__Exercise prompt__
Pictures are to be dropped. Everything else in the listing gets copied exactly.

+++ Provided records +++

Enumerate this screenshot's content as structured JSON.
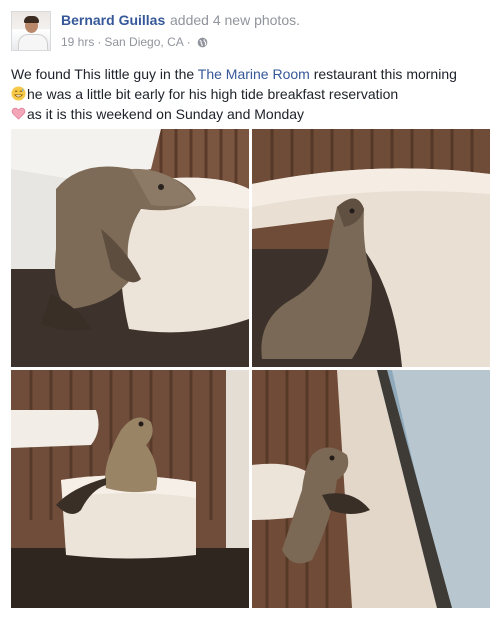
{
  "post": {
    "author": "Bernard Guillas",
    "action": "added 4 new photos.",
    "time": "19 hrs",
    "separator": "·",
    "location": "San Diego, CA",
    "privacy_separator": "·",
    "privacy_icon": "globe-icon",
    "text": {
      "line1_before": "We found This little guy in the ",
      "line1_link": "The Marine Room",
      "line1_after": " restaurant this morning",
      "line2_icon": "grinning-sweat-emoji-icon",
      "line2": "he was a little bit early for his high tide breakfast reservation",
      "line3_icon": "pink-heart-emoji-icon",
      "line3": "as it is this weekend on Sunday and Monday"
    },
    "photos": [
      {
        "subject": "sea lion pup resting head on booth seat"
      },
      {
        "subject": "sea lion pup leaning against curved booth"
      },
      {
        "subject": "sea lion pup sitting on booth seat"
      },
      {
        "subject": "sea lion pup looking out window"
      }
    ]
  },
  "colors": {
    "link": "#365899",
    "meta": "#90949c",
    "text": "#1d2129"
  }
}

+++

__Response area__
Enumerate this screenshot's content as structured JSON.
{
  "post": {
    "author": "Bernard Guillas",
    "action": "added 4 new photos.",
    "time": "19 hrs",
    "separator": "·",
    "location": "San Diego, CA",
    "privacy_separator": "·",
    "privacy_icon": "globe-icon",
    "text": {
      "line1_before": "We found This little guy in the ",
      "line1_link": "The Marine Room",
      "line1_after": " restaurant this morning",
      "line2_icon": "grinning-sweat-emoji-icon",
      "line2": "he was a little bit early for his high tide breakfast reservation",
      "line3_icon": "pink-heart-emoji-icon",
      "line3": "as it is this weekend on Sunday and Monday"
    },
    "photos": [
      {
        "subject": "sea lion pup resting head on booth seat"
      },
      {
        "subject": "sea lion pup leaning against curved booth"
      },
      {
        "subject": "sea lion pup sitting on booth seat"
      },
      {
        "subject": "sea lion pup looking out window"
      }
    ]
  },
  "colors": {
    "link": "#365899",
    "meta": "#90949c",
    "text": "#1d2129"
  }
}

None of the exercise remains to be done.